Tuesday, March 02, 2010

So, now what are we supposed to watch?

Where did they go? The snow board jockeys with their fancy tricks, the daring bobsleigh teams hurtling down a hill,  the courageous downhill skiers, the poetic skaters, the passion of the hockey rinks, the madness of a curling rink of all places.

For seventeen days Canada shared in the Olympic experience from Vancouver, through a vast mixture of television stations anchored by CTV but running the spectrum of TSN and Sportsnet to the presentations of APTN and Omni, we followed the victories and the defeats, the triumph and the tragedy of the 21st Olympiad.

For those that didn't make the trek to Vancouver, we sampled the noise and chaos of Robson street, a nightly carnival that probably has changed Vancouver forever. A teeming mass in the hundreds of thousands that gathered in a flowing body of one, no doubt causing ulcers for Vancouver police, but in the end a cross section of this nation and its guests that had but one mission to party with good spirits and friendship, rain or shine. In the end, the Vancouver Police had nothing to worry about, this was a self policing event, the herd minded its own for the most part.

Vancouver and Whistler were the national happening spots, but every corner of this vast land participated. A seventeen day escape from our assorted troubles, , an unusual overtly public display of patriotism, featuring spontaneous renditions of a national anthem and fuelled by young and old, teeming with spirit, pride  and one yes,  one partially fueled by beer and other popular products made famous in British Columbia.

In the end it was the people who took charge of their party, the naysayers domestic and foreign, who dared to try and disrupt or rain on their parade were sidelined by this growing movement of Canadians intent to celebrate. While we have not forgotten the very real issues that preceded these games, we instead  chose to defer them for later, the guests had arrived and it was time to show the world Canada.

Once the snow ball was moving down the mountain (whenever snow could be found) the momentum was unstoppable, the passion in the streets of Vancouver and in Whistler infectious, with each successive Canadian medal after such a torturous start, the nation embraced these games surging towards a finish line with a frenzy of victories in the last few days, culminating in that Holy Grail of Canadian essence, a showdown hockey game.

Sunday, over sixteen million Canadians watched every second, every shift, every shot and every goal, some 26 million in all found time to take a peek at what was going on, whether in huge congregations on Robson street or in bars, lounges, curling clubs or homes across the nation.

When Sidney Crosby provided deliverance to the national angst, the gold medal game had already become the most watched television event in Canadian history.
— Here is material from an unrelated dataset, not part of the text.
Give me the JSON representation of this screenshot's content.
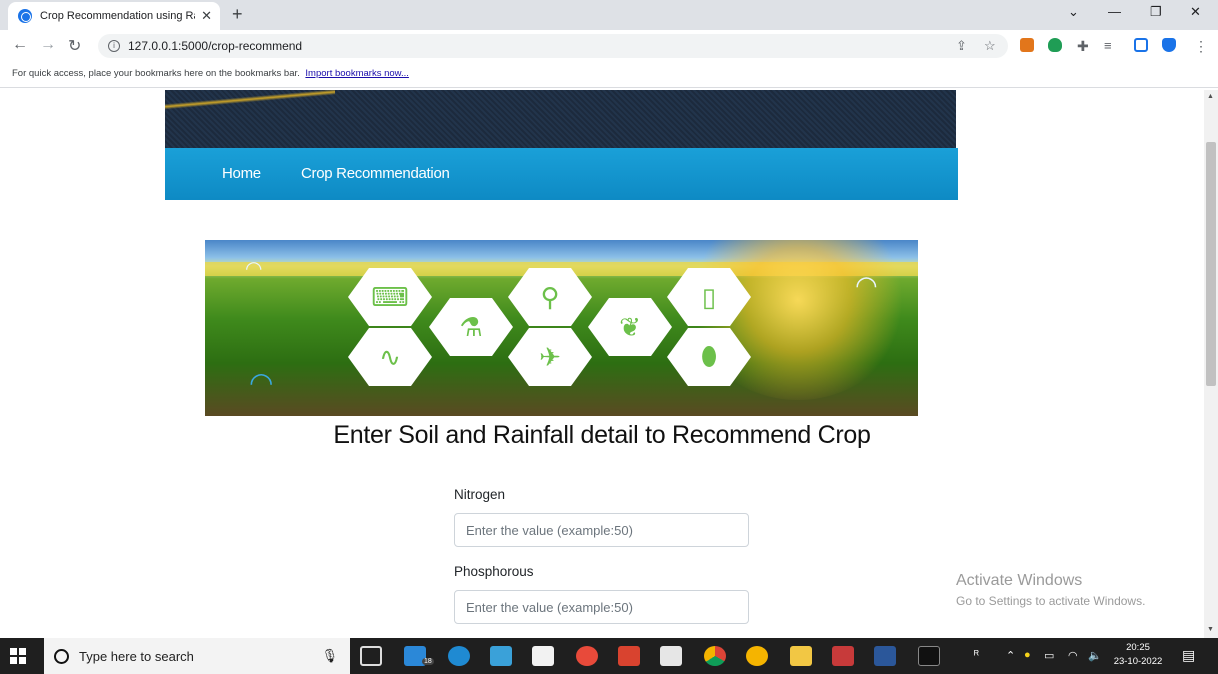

For seventeen days by the millions we had these games as our background, we were there when Alexandre Bilodeau won our first gold and when Sidney Crosby delivered that last one.
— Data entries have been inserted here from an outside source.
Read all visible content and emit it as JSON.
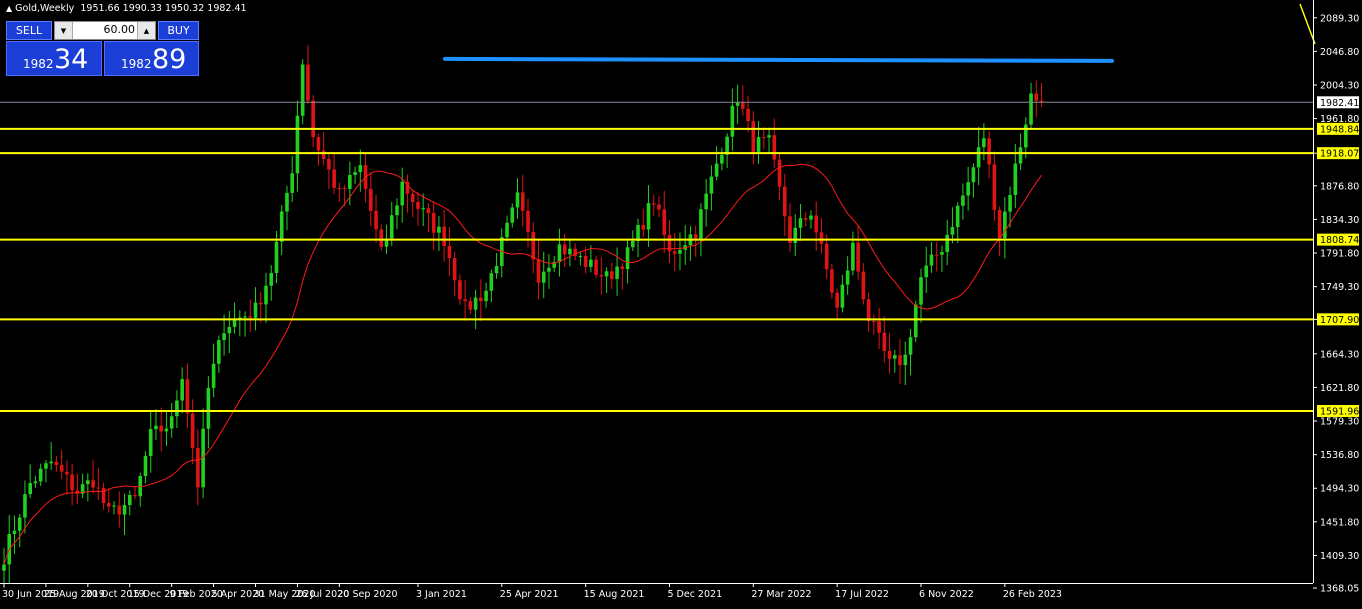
{
  "title": {
    "symbol": "Gold,Weekly",
    "ohlc": "1951.66 1990.33 1950.32 1982.41"
  },
  "trade_panel": {
    "sell_label": "SELL",
    "buy_label": "BUY",
    "lot": "60.00",
    "sell_price_prefix": "1982",
    "sell_price_big": "34",
    "buy_price_prefix": "1982",
    "buy_price_big": "89"
  },
  "colors": {
    "background": "#000000",
    "bull": "#22d022",
    "bear": "#e01414",
    "ma": "#ff1a1a",
    "level": "#ffff00",
    "resistance": "#1e90ff",
    "axis": "#ffffff"
  },
  "icons": {
    "lot_down": "triangle-down-icon",
    "lot_up": "triangle-up-icon",
    "title_marker": "triangle-up-icon"
  },
  "chart_data": {
    "type": "candlestick",
    "symbol": "Gold",
    "timeframe": "Weekly",
    "ylim": [
      1368.05,
      2100
    ],
    "y_ticks": [
      "2089.30",
      "2046.80",
      "2004.30",
      "1961.80",
      "1918.07",
      "1876.80",
      "1834.30",
      "1791.80",
      "1749.30",
      "1707.90",
      "1664.30",
      "1621.80",
      "1579.30",
      "1536.80",
      "1494.30",
      "1451.80",
      "1409.30",
      "1368.05"
    ],
    "x_tick_labels": [
      "30 Jun 2019",
      "25 Aug 2019",
      "20 Oct 2019",
      "15 Dec 2019",
      "9 Feb 2020",
      "5 Apr 2020",
      "31 May 2020",
      "26 Jul 2020",
      "20 Sep 2020",
      "3 Jan 2021",
      "25 Apr 2021",
      "15 Aug 2021",
      "5 Dec 2021",
      "27 Mar 2022",
      "17 Jul 2022",
      "6 Nov 2022",
      "26 Feb 2023"
    ],
    "current_price": "1982.41",
    "horizontal_levels": [
      "1948.84",
      "1918.07",
      "1808.74",
      "1707.90",
      "1591.96"
    ],
    "resistance_line": 2036,
    "close_path": [
      [
        "30 Jun 2019",
        1409
      ],
      [
        "4 Aug 2019",
        1500
      ],
      [
        "1 Sep 2019",
        1527
      ],
      [
        "6 Oct 2019",
        1490
      ],
      [
        "27 Oct 2019",
        1505
      ],
      [
        "17 Nov 2019",
        1462
      ],
      [
        "22 Dec 2019",
        1480
      ],
      [
        "12 Jan 2020",
        1560
      ],
      [
        "9 Feb 2020",
        1578
      ],
      [
        "23 Feb 2020",
        1640
      ],
      [
        "15 Mar 2020",
        1500
      ],
      [
        "29 Mar 2020",
        1620
      ],
      [
        "19 Apr 2020",
        1700
      ],
      [
        "31 May 2020",
        1720
      ],
      [
        "21 Jun 2020",
        1770
      ],
      [
        "19 Jul 2020",
        1900
      ],
      [
        "2 Aug 2020",
        2035
      ],
      [
        "16 Aug 2020",
        1940
      ],
      [
        "20 Sep 2020",
        1865
      ],
      [
        "18 Oct 2020",
        1900
      ],
      [
        "15 Nov 2020",
        1790
      ],
      [
        "13 Dec 2020",
        1880
      ],
      [
        "3 Jan 2021",
        1850
      ],
      [
        "7 Feb 2021",
        1810
      ],
      [
        "7 Mar 2021",
        1720
      ],
      [
        "4 Apr 2021",
        1745
      ],
      [
        "16 May 2021",
        1860
      ],
      [
        "13 Jun 2021",
        1765
      ],
      [
        "11 Jul 2021",
        1800
      ],
      [
        "15 Aug 2021",
        1780
      ],
      [
        "12 Sep 2021",
        1760
      ],
      [
        "10 Oct 2021",
        1790
      ],
      [
        "14 Nov 2021",
        1860
      ],
      [
        "5 Dec 2021",
        1790
      ],
      [
        "9 Jan 2022",
        1820
      ],
      [
        "6 Mar 2022",
        1990
      ],
      [
        "27 Mar 2022",
        1930
      ],
      [
        "17 Apr 2022",
        1930
      ],
      [
        "15 May 2022",
        1810
      ],
      [
        "12 Jun 2022",
        1845
      ],
      [
        "17 Jul 2022",
        1720
      ],
      [
        "7 Aug 2022",
        1800
      ],
      [
        "28 Aug 2022",
        1710
      ],
      [
        "25 Sep 2022",
        1650
      ],
      [
        "16 Oct 2022",
        1660
      ],
      [
        "6 Nov 2022",
        1760
      ],
      [
        "4 Dec 2022",
        1800
      ],
      [
        "8 Jan 2023",
        1880
      ],
      [
        "29 Jan 2023",
        1940
      ],
      [
        "19 Feb 2023",
        1815
      ],
      [
        "12 Mar 2023",
        1900
      ],
      [
        "2 Apr 2023",
        1990
      ],
      [
        "16 Apr 2023",
        1982
      ]
    ]
  }
}
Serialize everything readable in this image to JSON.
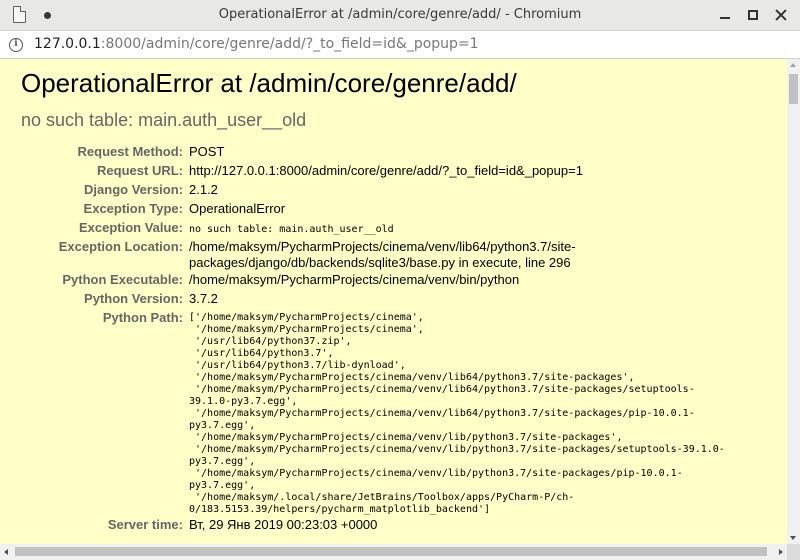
{
  "window": {
    "title": "OperationalError at /admin/core/genre/add/ - Chromium"
  },
  "address_bar": {
    "url_host": "127.0.0.1",
    "url_rest": ":8000/admin/core/genre/add/?_to_field=id&_popup=1"
  },
  "error": {
    "heading": "OperationalError at /admin/core/genre/add/",
    "message": "no such table: main.auth_user__old"
  },
  "details": {
    "request_method": {
      "label": "Request Method:",
      "value": "POST"
    },
    "request_url": {
      "label": "Request URL:",
      "value": "http://127.0.0.1:8000/admin/core/genre/add/?_to_field=id&_popup=1"
    },
    "django_version": {
      "label": "Django Version:",
      "value": "2.1.2"
    },
    "exception_type": {
      "label": "Exception Type:",
      "value": "OperationalError"
    },
    "exception_value": {
      "label": "Exception Value:",
      "value": "no such table: main.auth_user__old"
    },
    "exception_location": {
      "label": "Exception Location:",
      "value_line1": "/home/maksym/PycharmProjects/cinema/venv/lib64/python3.7/site-",
      "value_line2": "packages/django/db/backends/sqlite3/base.py in execute, line 296"
    },
    "python_executable": {
      "label": "Python Executable:",
      "value": "/home/maksym/PycharmProjects/cinema/venv/bin/python"
    },
    "python_version": {
      "label": "Python Version:",
      "value": "3.7.2"
    },
    "python_path": {
      "label": "Python Path:",
      "value": "['/home/maksym/PycharmProjects/cinema',\n '/home/maksym/PycharmProjects/cinema',\n '/usr/lib64/python37.zip',\n '/usr/lib64/python3.7',\n '/usr/lib64/python3.7/lib-dynload',\n '/home/maksym/PycharmProjects/cinema/venv/lib64/python3.7/site-packages',\n '/home/maksym/PycharmProjects/cinema/venv/lib64/python3.7/site-packages/setuptools-\n39.1.0-py3.7.egg',\n '/home/maksym/PycharmProjects/cinema/venv/lib64/python3.7/site-packages/pip-10.0.1-\npy3.7.egg',\n '/home/maksym/PycharmProjects/cinema/venv/lib/python3.7/site-packages',\n '/home/maksym/PycharmProjects/cinema/venv/lib/python3.7/site-packages/setuptools-39.1.0-\npy3.7.egg',\n '/home/maksym/PycharmProjects/cinema/venv/lib/python3.7/site-packages/pip-10.0.1-\npy3.7.egg',\n '/home/maksym/.local/share/JetBrains/Toolbox/apps/PyCharm-P/ch-\n0/183.5153.39/helpers/pycharm_matplotlib_backend']"
    },
    "server_time": {
      "label": "Server time:",
      "value": "Вт, 29 Янв 2019 00:23:03 +0000"
    }
  },
  "colors": {
    "page_background": "#ffffc8",
    "label_color": "#666666",
    "subtitle_color": "#666666"
  },
  "icons": {
    "tab_icon": "document-icon",
    "site_info": "info-icon"
  }
}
We held our breath for Joannie Rochette, walked down a crowded street in Whislter, beer in hand with Jon Montgomery and wished we could reassure Melissa Hollingsworth that she had let no one down. We felt the disappointment of all those that came oh so close to a medal and of those that finished far off the lists. Celebrating their efforts and passion for sports that many of us were mesmerized by during their short burst on our stage.

We mourned a life lost far too young, seeking to make sense of a death in the pursuit of a sport. The final judgment on the tragic death of Georgian luger Nodar Kumaritashvili will be provided upon completion of an investigation, recommendations will be made corrections for future Olympics will be ordered, but it won't bring back a life and for that Canada will always remember that among our joy was sadness too.
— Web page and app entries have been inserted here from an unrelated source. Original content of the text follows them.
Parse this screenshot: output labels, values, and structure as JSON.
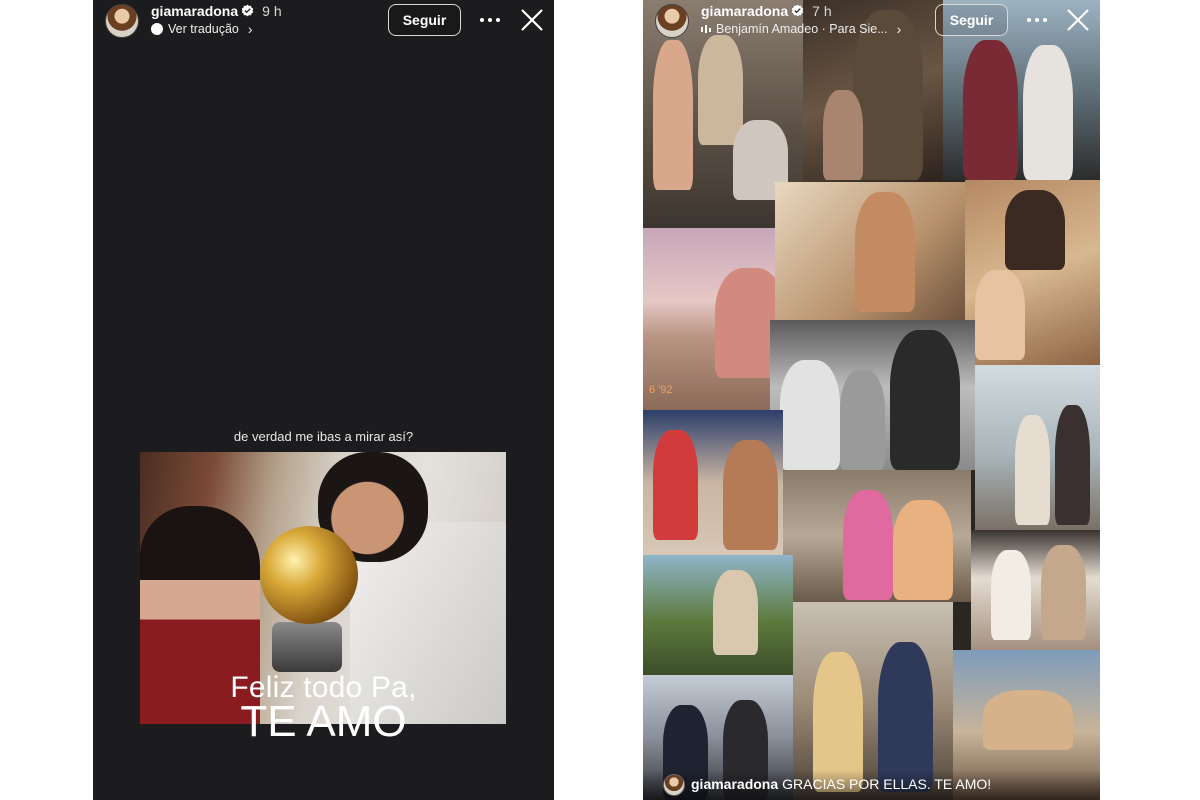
{
  "left_story": {
    "header": {
      "username": "giamaradona",
      "time": "9 h",
      "translation_label": "Ver tradução",
      "follow_label": "Seguir"
    },
    "caption_text": "de verdad me ibas a mirar así?",
    "overlay_line1": "Feliz todo Pa,",
    "overlay_line2": "TE AMO"
  },
  "right_story": {
    "header": {
      "username": "giamaradona",
      "time": "7 h",
      "music_label": "Benjamín Amadeo · Para Sie...",
      "follow_label": "Seguir"
    },
    "photo_date_stamp": "6 '92",
    "caption": {
      "username": "giamaradona",
      "text": "GRACIAS POR ELLAS. TE AMO!"
    }
  },
  "colors": {
    "left_background": "#1c1c1e",
    "text": "#ffffff",
    "verified_badge": "#ffffff"
  }
}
Life as it always does intruded on our magical experience of seventeen days, on Saturday we were reminded of the world outside our borders and the fragility of it with word the catastrophe of an earthquake and the growing death toll in Chile. It was a numbing jolt back into the real world.

We felt uneasy at times in our own skin it seemed at times, especially in those early days of the games, stung by the hiccups of an event so large that it takes on a life of its own, but then we regained our footing, and in a very Canadian way we solved the problems, improvised solutions and moved forward.

When the critics suggested these games  might be the worst we pushed back, taking to the streets in larger numbers in Vancouver, vowing not to let them dim our lights or crush our spirit. In the end we weren't so much concerned about what they thought about us, we were fine, confident as seemingly never before, we celebrated our achievements and admired those of our visitors.

Cynics and would be anarchists faded from view as we reclaimed the streets and the venues, eager to let loose and show the world some of their stereotypes were wrong, keeping the good ones alive, dismissing the foolish ones with the wave of a huge Canadian flag.

For seventeen days we welcomed and hosted the world, set up the party and celebrated it to the very end

And now the long held secret is out, the strength of this country is but one thing, its people.

As it always has been, and as it always will be.

It's a spirit and passion that Stephen Brunt divined for us in such an eloquent style, below his video essay of what these games have done for this nation.  No one will ever express these seventeen days better.